Siting decisions for areas of protection for threatened species or habitats will be greatly improved by integrating consideration of potential spatial subsidies into the decision-making process. For example, streams have traditionally been considered to be recipients, rather than sources, of trophic resources in terrestrial systems. Yet temperate forest herpetofauna have been shown to increase growth rates by as much as 700% through spatial subsidies arising from stream ecosystems.
A better understanding of these functional linkages also illuminates questions about buffer zones and spatial scale of protected areas. Studies of the effects of marine inputs on terrestrial ecosystems clearly demonstrate that it can be important to account for marine input to understand the dynamics of terrestrial systems. However, there is only inferential information regarding the distance offshore from which these resources originate. Fundamental questions are still unanswered about how far offshore one must protect a habitat to ensure adequate flow of allochthonous input. Nor is it clear how far inshore the effects of subsidies penetrate to impact terrestrial communities. An understanding of the spatial properties of these linkages will provide conservation biologists with better tools to protect threatened habitats and organisms.
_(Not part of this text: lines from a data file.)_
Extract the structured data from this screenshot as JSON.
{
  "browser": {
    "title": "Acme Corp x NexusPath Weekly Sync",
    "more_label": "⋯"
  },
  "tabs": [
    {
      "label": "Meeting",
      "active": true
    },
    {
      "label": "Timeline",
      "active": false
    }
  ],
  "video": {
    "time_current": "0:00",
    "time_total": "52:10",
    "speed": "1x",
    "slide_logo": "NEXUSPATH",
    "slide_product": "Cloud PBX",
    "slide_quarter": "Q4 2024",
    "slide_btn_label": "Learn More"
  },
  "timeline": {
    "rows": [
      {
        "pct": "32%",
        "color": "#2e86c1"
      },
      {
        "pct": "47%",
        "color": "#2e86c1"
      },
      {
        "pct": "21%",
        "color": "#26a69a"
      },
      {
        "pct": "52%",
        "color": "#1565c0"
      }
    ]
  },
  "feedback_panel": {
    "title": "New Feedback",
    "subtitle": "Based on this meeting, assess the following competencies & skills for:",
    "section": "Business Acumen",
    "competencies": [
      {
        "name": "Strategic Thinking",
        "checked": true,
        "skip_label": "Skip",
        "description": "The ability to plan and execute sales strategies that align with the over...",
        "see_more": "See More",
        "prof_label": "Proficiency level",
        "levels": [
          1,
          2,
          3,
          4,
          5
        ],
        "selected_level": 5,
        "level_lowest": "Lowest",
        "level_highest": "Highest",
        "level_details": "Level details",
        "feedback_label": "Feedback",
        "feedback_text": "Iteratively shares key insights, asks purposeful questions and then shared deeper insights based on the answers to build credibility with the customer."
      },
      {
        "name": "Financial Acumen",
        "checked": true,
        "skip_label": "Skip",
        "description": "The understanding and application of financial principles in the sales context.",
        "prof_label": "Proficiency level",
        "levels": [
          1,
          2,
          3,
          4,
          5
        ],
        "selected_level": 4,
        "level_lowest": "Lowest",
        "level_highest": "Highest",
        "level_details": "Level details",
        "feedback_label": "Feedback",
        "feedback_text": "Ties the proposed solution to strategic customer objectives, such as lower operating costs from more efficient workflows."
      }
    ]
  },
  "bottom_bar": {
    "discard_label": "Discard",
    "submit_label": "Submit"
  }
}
Efforts to establish effective marine protected areas will require a deep understanding of just how spatial subsidies between various marine habitats affect nearby (and distant) ecosystems.
Was this article helpful?